Part of the basis for this concern about the College stems from the accusation made by FIRE (The Foundation for Individual Rights in Education) that the College has speech codes. Trustee T.J. Rodgers, a libertarian who is passionate about free speech, had referred to this ranking in his petition candidacy for the Board last year.
A few weeks ago Mr. Rodgers wrote to FIRE suggesting that they reassess this ranking because he was satisfied that the College does not have such a code and that he is pleased with my position on this matter.
We obviously have had other questions that have come up. Athletics, for example, have been a matter of concern on the part of some alumni, a concern that clearly was exacerbated by the December disclosure of the letter that Dean of Admissions Karl Furstenberg wrote in 2000 critical of football and other aspects of athletic culture.
I addressed these issues in some length in my west coast alumni club speeches in January and in the webcast that Josie Harper, Buddy Teevens, and Murry Bowden did a few weeks ago. These are available on the College web site and we can send copies to anyone who does not have access to them there. But quite simply I do believe that athletics have an important place at Dartmouth as part of the learning environment. I believe that competitive athletic activities are essential and I believe that Dartmouth football needs to reassert its role on the top of the Ivy League. This is our legacy and this is our intent. Josie, Buddy, and I personally"”and passionately"”share this commitment, as does Dean Furstenberg.
I am sure that there are other questions out there, and I will be happy to respond to any that you might have. But basically, there is a lot going right at Dartmouth today. Ask Booz Allen Hamilton. Ask S&P. Ask our students. I invite you to embrace more fully and enjoy more warmly this wonderful place.
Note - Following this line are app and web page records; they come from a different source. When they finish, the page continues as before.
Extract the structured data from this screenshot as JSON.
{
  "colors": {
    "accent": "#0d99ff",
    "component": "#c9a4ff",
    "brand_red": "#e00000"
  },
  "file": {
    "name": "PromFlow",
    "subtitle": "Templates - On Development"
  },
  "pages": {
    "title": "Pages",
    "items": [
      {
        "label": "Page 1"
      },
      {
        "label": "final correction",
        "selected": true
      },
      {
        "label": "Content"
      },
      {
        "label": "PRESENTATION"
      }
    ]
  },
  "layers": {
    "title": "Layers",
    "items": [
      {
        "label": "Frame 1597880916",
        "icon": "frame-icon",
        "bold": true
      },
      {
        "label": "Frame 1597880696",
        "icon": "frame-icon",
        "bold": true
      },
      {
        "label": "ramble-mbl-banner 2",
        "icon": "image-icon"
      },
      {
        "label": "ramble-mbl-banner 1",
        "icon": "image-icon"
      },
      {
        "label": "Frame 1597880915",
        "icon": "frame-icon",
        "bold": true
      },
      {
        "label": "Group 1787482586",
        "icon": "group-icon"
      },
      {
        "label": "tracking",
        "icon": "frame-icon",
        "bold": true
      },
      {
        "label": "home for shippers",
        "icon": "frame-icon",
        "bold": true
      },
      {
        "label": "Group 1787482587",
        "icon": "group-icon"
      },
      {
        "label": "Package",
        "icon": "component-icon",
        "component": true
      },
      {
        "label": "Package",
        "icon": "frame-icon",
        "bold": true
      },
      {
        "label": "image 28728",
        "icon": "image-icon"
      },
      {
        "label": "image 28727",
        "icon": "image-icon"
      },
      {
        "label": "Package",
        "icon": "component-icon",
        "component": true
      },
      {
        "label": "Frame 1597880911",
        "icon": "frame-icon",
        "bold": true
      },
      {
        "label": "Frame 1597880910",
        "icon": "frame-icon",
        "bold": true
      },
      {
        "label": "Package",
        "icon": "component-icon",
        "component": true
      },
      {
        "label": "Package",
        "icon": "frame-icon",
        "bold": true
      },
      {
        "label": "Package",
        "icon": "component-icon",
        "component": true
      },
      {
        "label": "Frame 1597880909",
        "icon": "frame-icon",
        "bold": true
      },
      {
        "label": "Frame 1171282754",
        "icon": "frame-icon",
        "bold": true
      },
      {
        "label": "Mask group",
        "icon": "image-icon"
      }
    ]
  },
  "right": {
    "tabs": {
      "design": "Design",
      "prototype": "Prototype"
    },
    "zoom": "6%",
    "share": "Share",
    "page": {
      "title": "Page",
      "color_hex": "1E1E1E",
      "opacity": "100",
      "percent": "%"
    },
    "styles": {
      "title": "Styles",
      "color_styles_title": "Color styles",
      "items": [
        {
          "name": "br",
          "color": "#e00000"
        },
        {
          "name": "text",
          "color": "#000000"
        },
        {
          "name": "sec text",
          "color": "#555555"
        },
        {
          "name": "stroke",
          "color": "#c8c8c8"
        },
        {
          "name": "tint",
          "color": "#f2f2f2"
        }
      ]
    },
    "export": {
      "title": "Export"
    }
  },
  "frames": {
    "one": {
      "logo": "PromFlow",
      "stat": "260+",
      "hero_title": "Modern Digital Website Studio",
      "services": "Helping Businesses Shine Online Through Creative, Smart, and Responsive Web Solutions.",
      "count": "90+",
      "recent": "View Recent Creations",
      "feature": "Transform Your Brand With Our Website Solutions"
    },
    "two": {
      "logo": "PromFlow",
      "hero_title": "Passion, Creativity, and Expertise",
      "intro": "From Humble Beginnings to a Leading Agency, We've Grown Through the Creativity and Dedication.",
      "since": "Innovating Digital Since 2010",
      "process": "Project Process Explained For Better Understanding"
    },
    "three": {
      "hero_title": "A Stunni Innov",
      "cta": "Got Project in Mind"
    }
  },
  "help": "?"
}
The College provides the very best undergraduate education to students available anywhere. This has always been our mission and it remains our mission. We have, as Booz Allen Hamilton suggested, endured and we will continue to endure.
I would argue that Dartmouth today is stronger than it has ever been. Our students, our faculty, our program are all things to be proud of. If we are to claim in another two centuries to be one of the world's enduring institutions we need to continue to adapt and evolve to the environment around us while remaining true to our core values. We need, quite simply, to continue to be Dartmouth.
The Campaign for the Dartmouth Experience that we have recently initiated seeks an audacious goal of $1.3 billion. We can do no less than set for ourselves audacious goals. Success in this campaign will permit us to continue to be who we are. It will allow us to protect need-blind admissions and to keep Dartmouth accessible. It will allow us to hire more faculty to address enrollment pressures and engage emerging fields, and to provide them with the support they need. It will allow us to build new facilities for our students including residence and dining halls, a new arts center, and a life sciences building. It will allow us to construct a new soccer facility and to further improve our support for athletics.
In short, the Campaign for the Dartmouth Experience will ensure that today's and tomorrow's student will continue to have the sort of experience that generations of Dartmouth graduates have had. That is the legacy you have received and the responsibility you have assumed. We can do no less.
Each and every gift, no matter its size, is tangibly and symbolically significant for it affirms that this generation understands that we will protect the quality and extend the privilege of a Dartmouth education to those generations who follow. Dartmouth would not now be Dartmouth if our predecessors had not taken on this responsibility; our challenge and our heritage is clear.
Dartmouth will continue to admit and to educate men and women for a lifetime of leadership and responsibility. Your commitment makes that possible. It is time for us to share a pride in our common legacy and a joy in our shared responsibility. This is Dartmouth. The Hill Winds Call.
Last Updated: 8/21/08